“If a kingdom be divided against itself, that kingdom cannot stand.
And if a house be divided against itself, that house cannot stand.”
Mark 3: 24-25
Jesus said a house divided cannot stand, yet Christianity today is massively divided and much of this division comes through a wide number of issues, some are loyal to the Biblical narrative, some are not. Some are honest, some are lying. Who then is correct?
Thus, I must ask: Where is the Bible and the Holy Spirit in all this muddle? Is the Holy Spirit who leads a man into all truth as found in the Biblical text itself not what the heart of the reformation was all about? That the Bible was to be in the hands of everyman, and that the Holy Spirit who reveals all truth would guide a man into the truth of God? Thus, the Spirit and the Word, the Word and the Spirit. If yes, then why is there so much doctrinal and personal division within Christianity today?
Thus, division is nothing new, we can find it throughout church history, and if we look at today’s church, we will see that many of the same errors happening in our time as what we saw during the time of the reformation.
There is little doubt to me that the church has gone around in circles and needs to return back once again to what the Bible actually teaches, and to cease from denying what is actually written in favour of personal bias, traditions, established creeds, confessions and ideas of men both from history and from the moderns.
Thus, if the church is to ever move forwards and be truly united in Christ and in His truth, then the leading sides of Arminians and Calvinists, need to cease from denying texts in re-interpreting them, to fit their doctrines and many of today’s major leaders within Christianity, who’s influence upon Christendom is vast and, must return to the actual Biblical narrative once again.
Thus, this is not a call out to dismiss all that has gone before or what God has done throughout the history of His church, but more a call out for the leaders to move on and return to the future.

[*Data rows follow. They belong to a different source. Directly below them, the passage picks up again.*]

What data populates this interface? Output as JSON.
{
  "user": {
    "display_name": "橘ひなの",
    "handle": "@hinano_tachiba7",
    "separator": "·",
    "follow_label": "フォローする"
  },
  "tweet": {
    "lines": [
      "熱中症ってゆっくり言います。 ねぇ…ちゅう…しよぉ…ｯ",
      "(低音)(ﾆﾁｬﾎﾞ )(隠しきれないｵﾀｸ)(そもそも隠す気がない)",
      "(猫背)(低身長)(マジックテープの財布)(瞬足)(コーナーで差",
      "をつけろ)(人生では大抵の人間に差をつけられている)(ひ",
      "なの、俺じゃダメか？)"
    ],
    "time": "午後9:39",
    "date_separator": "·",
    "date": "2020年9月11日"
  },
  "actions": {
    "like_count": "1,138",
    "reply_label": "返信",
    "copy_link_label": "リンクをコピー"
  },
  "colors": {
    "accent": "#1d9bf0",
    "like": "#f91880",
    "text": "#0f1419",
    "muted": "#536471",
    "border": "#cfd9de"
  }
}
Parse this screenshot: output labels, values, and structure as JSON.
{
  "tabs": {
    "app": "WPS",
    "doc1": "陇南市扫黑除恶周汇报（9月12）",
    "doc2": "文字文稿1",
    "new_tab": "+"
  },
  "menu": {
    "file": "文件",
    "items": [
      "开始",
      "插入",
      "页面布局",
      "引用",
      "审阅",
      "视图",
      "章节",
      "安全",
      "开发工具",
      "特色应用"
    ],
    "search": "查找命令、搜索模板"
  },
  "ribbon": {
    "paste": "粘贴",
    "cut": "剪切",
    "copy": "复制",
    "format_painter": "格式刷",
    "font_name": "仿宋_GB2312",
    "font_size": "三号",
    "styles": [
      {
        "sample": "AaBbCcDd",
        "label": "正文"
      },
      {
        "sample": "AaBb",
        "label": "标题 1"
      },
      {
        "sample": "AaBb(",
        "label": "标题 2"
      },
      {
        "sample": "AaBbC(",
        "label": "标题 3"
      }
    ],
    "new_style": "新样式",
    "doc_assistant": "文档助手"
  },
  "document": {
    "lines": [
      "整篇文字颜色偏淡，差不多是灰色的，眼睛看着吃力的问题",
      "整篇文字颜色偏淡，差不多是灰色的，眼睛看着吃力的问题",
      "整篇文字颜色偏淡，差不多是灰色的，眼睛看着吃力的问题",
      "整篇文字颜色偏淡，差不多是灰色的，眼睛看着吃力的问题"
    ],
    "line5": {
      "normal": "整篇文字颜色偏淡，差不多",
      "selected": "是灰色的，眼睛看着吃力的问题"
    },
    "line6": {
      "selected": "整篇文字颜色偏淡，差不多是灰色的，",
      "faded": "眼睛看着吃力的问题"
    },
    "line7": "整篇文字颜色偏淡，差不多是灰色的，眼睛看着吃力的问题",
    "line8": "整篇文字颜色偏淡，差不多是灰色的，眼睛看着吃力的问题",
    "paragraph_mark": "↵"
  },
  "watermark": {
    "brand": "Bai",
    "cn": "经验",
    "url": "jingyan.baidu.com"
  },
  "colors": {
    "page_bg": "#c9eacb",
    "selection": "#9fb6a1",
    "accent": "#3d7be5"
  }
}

In total contrast to the desire many have for revival, it will not come until the house of God is put in order first. It is reformation we need, not revival.
For, I believe the time is now that God by His Spirit is calling out for a fresh reformation of His church and her doctrine and is calling for the leaders in both England and America to whom He has given great authority and power to lead His people, to seek Him more now than ever before, and to awake and prepare for the reality of a coming reformation of Christ’s Holy Church.
“What a trade is that of the priests. They want money for every thing: money for baptism, money for churchings, for weddings, for buryings, for images, brotherhoods, penances, soul-masses, bells, organs, chalices, copes, surplices, ewers, censors, and all manner of ornaments. Poor sheep! The parson shears, the vicar shaves, the parish priest polls, the friar scrapes, the indulgence seller pares ….. all that you want is a butcher to flay you and take away your skin”
(Obedience of a Christian Man)
Matthew 16: 18 as translated in most Bibles is an over literal reading. Willaim Tyndale in his 1526 New Testament used the word ‘Congregation‘ in translation of of the Greek “Ekklesia“.
It is this exact term which is likely that Myles Coverdale employed this word and translation from Tyndale. The Greek ‘ekklēsia‘ holds the meaning of ‘assembly‘ and it is likely that Tyndale translated this word correctly, even more so than many other translations.
This wording is not contained in many translations, but it is in the Tyndale NT, The Coverdale Bible and the Bishops Bible.
Even in such texts as Revelation 2: 9, where the Greek ‘sunagoge‘ is used, Tyndale employs the same word ‘Congregation‘. Which no doubt has many complications for the established ‘Church’. For, in Tyndales understanding, the congregation is the Church and her leadership and not the established order of the Clergy or Kings.
Is there any wonder why the established ‘state’ church burned his translation?